> Task prompt
Nothing but the entries, copied exactly, should appear in the response.

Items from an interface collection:
· · · ·
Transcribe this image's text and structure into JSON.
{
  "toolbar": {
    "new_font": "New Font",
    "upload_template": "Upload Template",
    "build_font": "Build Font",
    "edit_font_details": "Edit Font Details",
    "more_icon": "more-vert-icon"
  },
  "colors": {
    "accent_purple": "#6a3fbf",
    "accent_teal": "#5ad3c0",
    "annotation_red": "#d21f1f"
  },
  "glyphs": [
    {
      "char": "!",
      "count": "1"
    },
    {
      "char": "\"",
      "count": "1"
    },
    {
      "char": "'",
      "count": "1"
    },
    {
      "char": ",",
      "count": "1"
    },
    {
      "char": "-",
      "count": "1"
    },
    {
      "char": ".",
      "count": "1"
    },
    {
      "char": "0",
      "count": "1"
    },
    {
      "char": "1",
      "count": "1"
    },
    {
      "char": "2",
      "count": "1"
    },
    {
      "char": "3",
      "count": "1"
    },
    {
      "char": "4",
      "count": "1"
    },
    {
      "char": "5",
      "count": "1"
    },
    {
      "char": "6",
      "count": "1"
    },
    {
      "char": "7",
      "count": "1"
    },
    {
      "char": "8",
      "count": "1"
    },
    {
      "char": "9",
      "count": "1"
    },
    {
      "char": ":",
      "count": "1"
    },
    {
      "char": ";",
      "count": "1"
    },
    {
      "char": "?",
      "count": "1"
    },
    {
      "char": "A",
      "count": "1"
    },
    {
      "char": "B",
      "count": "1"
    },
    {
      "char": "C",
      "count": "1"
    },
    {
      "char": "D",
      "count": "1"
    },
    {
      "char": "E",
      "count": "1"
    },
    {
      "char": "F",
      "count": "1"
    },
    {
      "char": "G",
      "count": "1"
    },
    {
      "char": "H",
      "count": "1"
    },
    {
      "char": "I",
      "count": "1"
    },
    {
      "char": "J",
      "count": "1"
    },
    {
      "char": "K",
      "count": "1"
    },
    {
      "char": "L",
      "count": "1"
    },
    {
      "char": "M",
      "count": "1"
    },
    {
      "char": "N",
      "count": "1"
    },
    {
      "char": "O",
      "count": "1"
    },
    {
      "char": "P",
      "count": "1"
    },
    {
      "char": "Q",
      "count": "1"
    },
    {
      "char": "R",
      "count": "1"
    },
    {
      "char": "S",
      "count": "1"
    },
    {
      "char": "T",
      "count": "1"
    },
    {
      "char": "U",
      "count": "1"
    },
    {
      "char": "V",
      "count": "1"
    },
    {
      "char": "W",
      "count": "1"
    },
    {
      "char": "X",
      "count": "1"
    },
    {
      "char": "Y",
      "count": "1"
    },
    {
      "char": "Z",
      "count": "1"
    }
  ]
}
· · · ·
> Response
Transcribe this image's text and structure into JSON.
{
  "toolbar": {
    "new_font": "New Font",
    "upload_template": "Upload Template",
    "build_font": "Build Font",
    "edit_font_details": "Edit Font Details",
    "more_icon": "more-vert-icon"
  },
  "colors": {
    "accent_purple": "#6a3fbf",
    "accent_teal": "#5ad3c0",
    "annotation_red": "#d21f1f"
  },
  "glyphs": [
    {
      "char": "!",
      "count": "1"
    },
    {
      "char": "\"",
      "count": "1"
    },
    {
      "char": "'",
      "count": "1"
    },
    {
      "char": ",",
      "count": "1"
    },
    {
      "char": "-",
      "count": "1"
    },
    {
      "char": ".",
      "count": "1"
    },
    {
      "char": "0",
      "count": "1"
    },
    {
      "char": "1",
      "count": "1"
    },
    {
      "char": "2",
      "count": "1"
    },
    {
      "char": "3",
      "count": "1"
    },
    {
      "char": "4",
      "count": "1"
    },
    {
      "char": "5",
      "count": "1"
    },
    {
      "char": "6",
      "count": "1"
    },
    {
      "char": "7",
      "count": "1"
    },
    {
      "char": "8",
      "count": "1"
    },
    {
      "char": "9",
      "count": "1"
    },
    {
      "char": ":",
      "count": "1"
    },
    {
      "char": ";",
      "count": "1"
    },
    {
      "char": "?",
      "count": "1"
    },
    {
      "char": "A",
      "count": "1"
    },
    {
      "char": "B",
      "count": "1"
    },
    {
      "char": "C",
      "count": "1"
    },
    {
      "char": "D",
      "count": "1"
    },
    {
      "char": "E",
      "count": "1"
    },
    {
      "char": "F",
      "count": "1"
    },
    {
      "char": "G",
      "count": "1"
    },
    {
      "char": "H",
      "count": "1"
    },
    {
      "char": "I",
      "count": "1"
    },
    {
      "char": "J",
      "count": "1"
    },
    {
      "char": "K",
      "count": "1"
    },
    {
      "char": "L",
      "count": "1"
    },
    {
      "char": "M",
      "count": "1"
    },
    {
      "char": "N",
      "count": "1"
    },
    {
      "char": "O",
      "count": "1"
    },
    {
      "char": "P",
      "count": "1"
    },
    {
      "char": "Q",
      "count": "1"
    },
    {
      "char": "R",
      "count": "1"
    },
    {
      "char": "S",
      "count": "1"
    },
    {
      "char": "T",
      "count": "1"
    },
    {
      "char": "U",
      "count": "1"
    },
    {
      "char": "V",
      "count": "1"
    },
    {
      "char": "W",
      "count": "1"
    },
    {
      "char": "X",
      "count": "1"
    },
    {
      "char": "Y",
      "count": "1"
    },
    {
      "char": "Z",
      "count": "1"
    }
  ]
}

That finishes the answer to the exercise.